How to complete this task
Each entry should be returned exactly as written, with no pictures carried over.

##### Provided information #####

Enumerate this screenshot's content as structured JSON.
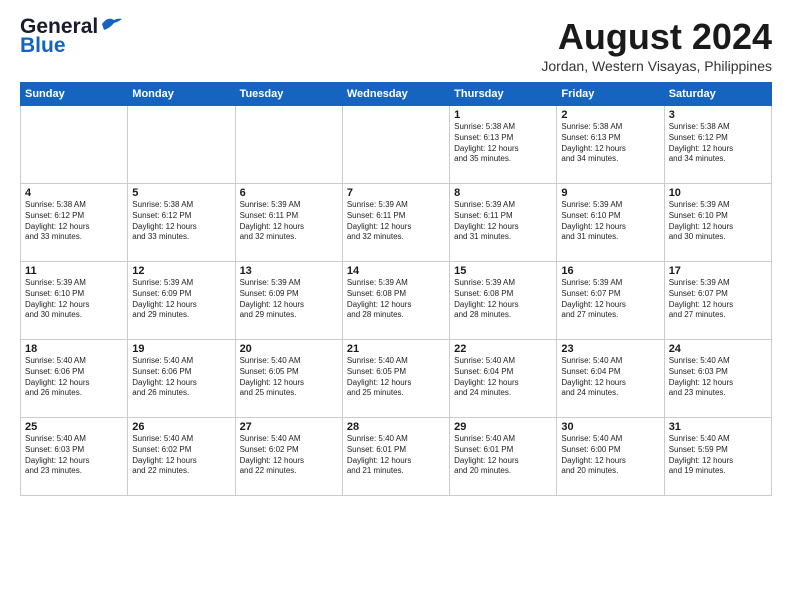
{
  "header": {
    "logo_line1": "General",
    "logo_line2": "Blue",
    "month_year": "August 2024",
    "location": "Jordan, Western Visayas, Philippines"
  },
  "days_of_week": [
    "Sunday",
    "Monday",
    "Tuesday",
    "Wednesday",
    "Thursday",
    "Friday",
    "Saturday"
  ],
  "weeks": [
    [
      {
        "day": "",
        "info": ""
      },
      {
        "day": "",
        "info": ""
      },
      {
        "day": "",
        "info": ""
      },
      {
        "day": "",
        "info": ""
      },
      {
        "day": "1",
        "info": "Sunrise: 5:38 AM\nSunset: 6:13 PM\nDaylight: 12 hours\nand 35 minutes."
      },
      {
        "day": "2",
        "info": "Sunrise: 5:38 AM\nSunset: 6:13 PM\nDaylight: 12 hours\nand 34 minutes."
      },
      {
        "day": "3",
        "info": "Sunrise: 5:38 AM\nSunset: 6:12 PM\nDaylight: 12 hours\nand 34 minutes."
      }
    ],
    [
      {
        "day": "4",
        "info": "Sunrise: 5:38 AM\nSunset: 6:12 PM\nDaylight: 12 hours\nand 33 minutes."
      },
      {
        "day": "5",
        "info": "Sunrise: 5:38 AM\nSunset: 6:12 PM\nDaylight: 12 hours\nand 33 minutes."
      },
      {
        "day": "6",
        "info": "Sunrise: 5:39 AM\nSunset: 6:11 PM\nDaylight: 12 hours\nand 32 minutes."
      },
      {
        "day": "7",
        "info": "Sunrise: 5:39 AM\nSunset: 6:11 PM\nDaylight: 12 hours\nand 32 minutes."
      },
      {
        "day": "8",
        "info": "Sunrise: 5:39 AM\nSunset: 6:11 PM\nDaylight: 12 hours\nand 31 minutes."
      },
      {
        "day": "9",
        "info": "Sunrise: 5:39 AM\nSunset: 6:10 PM\nDaylight: 12 hours\nand 31 minutes."
      },
      {
        "day": "10",
        "info": "Sunrise: 5:39 AM\nSunset: 6:10 PM\nDaylight: 12 hours\nand 30 minutes."
      }
    ],
    [
      {
        "day": "11",
        "info": "Sunrise: 5:39 AM\nSunset: 6:10 PM\nDaylight: 12 hours\nand 30 minutes."
      },
      {
        "day": "12",
        "info": "Sunrise: 5:39 AM\nSunset: 6:09 PM\nDaylight: 12 hours\nand 29 minutes."
      },
      {
        "day": "13",
        "info": "Sunrise: 5:39 AM\nSunset: 6:09 PM\nDaylight: 12 hours\nand 29 minutes."
      },
      {
        "day": "14",
        "info": "Sunrise: 5:39 AM\nSunset: 6:08 PM\nDaylight: 12 hours\nand 28 minutes."
      },
      {
        "day": "15",
        "info": "Sunrise: 5:39 AM\nSunset: 6:08 PM\nDaylight: 12 hours\nand 28 minutes."
      },
      {
        "day": "16",
        "info": "Sunrise: 5:39 AM\nSunset: 6:07 PM\nDaylight: 12 hours\nand 27 minutes."
      },
      {
        "day": "17",
        "info": "Sunrise: 5:39 AM\nSunset: 6:07 PM\nDaylight: 12 hours\nand 27 minutes."
      }
    ],
    [
      {
        "day": "18",
        "info": "Sunrise: 5:40 AM\nSunset: 6:06 PM\nDaylight: 12 hours\nand 26 minutes."
      },
      {
        "day": "19",
        "info": "Sunrise: 5:40 AM\nSunset: 6:06 PM\nDaylight: 12 hours\nand 26 minutes."
      },
      {
        "day": "20",
        "info": "Sunrise: 5:40 AM\nSunset: 6:05 PM\nDaylight: 12 hours\nand 25 minutes."
      },
      {
        "day": "21",
        "info": "Sunrise: 5:40 AM\nSunset: 6:05 PM\nDaylight: 12 hours\nand 25 minutes."
      },
      {
        "day": "22",
        "info": "Sunrise: 5:40 AM\nSunset: 6:04 PM\nDaylight: 12 hours\nand 24 minutes."
      },
      {
        "day": "23",
        "info": "Sunrise: 5:40 AM\nSunset: 6:04 PM\nDaylight: 12 hours\nand 24 minutes."
      },
      {
        "day": "24",
        "info": "Sunrise: 5:40 AM\nSunset: 6:03 PM\nDaylight: 12 hours\nand 23 minutes."
      }
    ],
    [
      {
        "day": "25",
        "info": "Sunrise: 5:40 AM\nSunset: 6:03 PM\nDaylight: 12 hours\nand 23 minutes."
      },
      {
        "day": "26",
        "info": "Sunrise: 5:40 AM\nSunset: 6:02 PM\nDaylight: 12 hours\nand 22 minutes."
      },
      {
        "day": "27",
        "info": "Sunrise: 5:40 AM\nSunset: 6:02 PM\nDaylight: 12 hours\nand 22 minutes."
      },
      {
        "day": "28",
        "info": "Sunrise: 5:40 AM\nSunset: 6:01 PM\nDaylight: 12 hours\nand 21 minutes."
      },
      {
        "day": "29",
        "info": "Sunrise: 5:40 AM\nSunset: 6:01 PM\nDaylight: 12 hours\nand 20 minutes."
      },
      {
        "day": "30",
        "info": "Sunrise: 5:40 AM\nSunset: 6:00 PM\nDaylight: 12 hours\nand 20 minutes."
      },
      {
        "day": "31",
        "info": "Sunrise: 5:40 AM\nSunset: 5:59 PM\nDaylight: 12 hours\nand 19 minutes."
      }
    ]
  ]
}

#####

Solution to the exercise
Enumerate this screenshot's content as structured JSON.
{
  "header": {
    "logo_line1": "General",
    "logo_line2": "Blue",
    "month_year": "August 2024",
    "location": "Jordan, Western Visayas, Philippines"
  },
  "days_of_week": [
    "Sunday",
    "Monday",
    "Tuesday",
    "Wednesday",
    "Thursday",
    "Friday",
    "Saturday"
  ],
  "weeks": [
    [
      {
        "day": "",
        "info": ""
      },
      {
        "day": "",
        "info": ""
      },
      {
        "day": "",
        "info": ""
      },
      {
        "day": "",
        "info": ""
      },
      {
        "day": "1",
        "info": "Sunrise: 5:38 AM\nSunset: 6:13 PM\nDaylight: 12 hours\nand 35 minutes."
      },
      {
        "day": "2",
        "info": "Sunrise: 5:38 AM\nSunset: 6:13 PM\nDaylight: 12 hours\nand 34 minutes."
      },
      {
        "day": "3",
        "info": "Sunrise: 5:38 AM\nSunset: 6:12 PM\nDaylight: 12 hours\nand 34 minutes."
      }
    ],
    [
      {
        "day": "4",
        "info": "Sunrise: 5:38 AM\nSunset: 6:12 PM\nDaylight: 12 hours\nand 33 minutes."
      },
      {
        "day": "5",
        "info": "Sunrise: 5:38 AM\nSunset: 6:12 PM\nDaylight: 12 hours\nand 33 minutes."
      },
      {
        "day": "6",
        "info": "Sunrise: 5:39 AM\nSunset: 6:11 PM\nDaylight: 12 hours\nand 32 minutes."
      },
      {
        "day": "7",
        "info": "Sunrise: 5:39 AM\nSunset: 6:11 PM\nDaylight: 12 hours\nand 32 minutes."
      },
      {
        "day": "8",
        "info": "Sunrise: 5:39 AM\nSunset: 6:11 PM\nDaylight: 12 hours\nand 31 minutes."
      },
      {
        "day": "9",
        "info": "Sunrise: 5:39 AM\nSunset: 6:10 PM\nDaylight: 12 hours\nand 31 minutes."
      },
      {
        "day": "10",
        "info": "Sunrise: 5:39 AM\nSunset: 6:10 PM\nDaylight: 12 hours\nand 30 minutes."
      }
    ],
    [
      {
        "day": "11",
        "info": "Sunrise: 5:39 AM\nSunset: 6:10 PM\nDaylight: 12 hours\nand 30 minutes."
      },
      {
        "day": "12",
        "info": "Sunrise: 5:39 AM\nSunset: 6:09 PM\nDaylight: 12 hours\nand 29 minutes."
      },
      {
        "day": "13",
        "info": "Sunrise: 5:39 AM\nSunset: 6:09 PM\nDaylight: 12 hours\nand 29 minutes."
      },
      {
        "day": "14",
        "info": "Sunrise: 5:39 AM\nSunset: 6:08 PM\nDaylight: 12 hours\nand 28 minutes."
      },
      {
        "day": "15",
        "info": "Sunrise: 5:39 AM\nSunset: 6:08 PM\nDaylight: 12 hours\nand 28 minutes."
      },
      {
        "day": "16",
        "info": "Sunrise: 5:39 AM\nSunset: 6:07 PM\nDaylight: 12 hours\nand 27 minutes."
      },
      {
        "day": "17",
        "info": "Sunrise: 5:39 AM\nSunset: 6:07 PM\nDaylight: 12 hours\nand 27 minutes."
      }
    ],
    [
      {
        "day": "18",
        "info": "Sunrise: 5:40 AM\nSunset: 6:06 PM\nDaylight: 12 hours\nand 26 minutes."
      },
      {
        "day": "19",
        "info": "Sunrise: 5:40 AM\nSunset: 6:06 PM\nDaylight: 12 hours\nand 26 minutes."
      },
      {
        "day": "20",
        "info": "Sunrise: 5:40 AM\nSunset: 6:05 PM\nDaylight: 12 hours\nand 25 minutes."
      },
      {
        "day": "21",
        "info": "Sunrise: 5:40 AM\nSunset: 6:05 PM\nDaylight: 12 hours\nand 25 minutes."
      },
      {
        "day": "22",
        "info": "Sunrise: 5:40 AM\nSunset: 6:04 PM\nDaylight: 12 hours\nand 24 minutes."
      },
      {
        "day": "23",
        "info": "Sunrise: 5:40 AM\nSunset: 6:04 PM\nDaylight: 12 hours\nand 24 minutes."
      },
      {
        "day": "24",
        "info": "Sunrise: 5:40 AM\nSunset: 6:03 PM\nDaylight: 12 hours\nand 23 minutes."
      }
    ],
    [
      {
        "day": "25",
        "info": "Sunrise: 5:40 AM\nSunset: 6:03 PM\nDaylight: 12 hours\nand 23 minutes."
      },
      {
        "day": "26",
        "info": "Sunrise: 5:40 AM\nSunset: 6:02 PM\nDaylight: 12 hours\nand 22 minutes."
      },
      {
        "day": "27",
        "info": "Sunrise: 5:40 AM\nSunset: 6:02 PM\nDaylight: 12 hours\nand 22 minutes."
      },
      {
        "day": "28",
        "info": "Sunrise: 5:40 AM\nSunset: 6:01 PM\nDaylight: 12 hours\nand 21 minutes."
      },
      {
        "day": "29",
        "info": "Sunrise: 5:40 AM\nSunset: 6:01 PM\nDaylight: 12 hours\nand 20 minutes."
      },
      {
        "day": "30",
        "info": "Sunrise: 5:40 AM\nSunset: 6:00 PM\nDaylight: 12 hours\nand 20 minutes."
      },
      {
        "day": "31",
        "info": "Sunrise: 5:40 AM\nSunset: 5:59 PM\nDaylight: 12 hours\nand 19 minutes."
      }
    ]
  ]
}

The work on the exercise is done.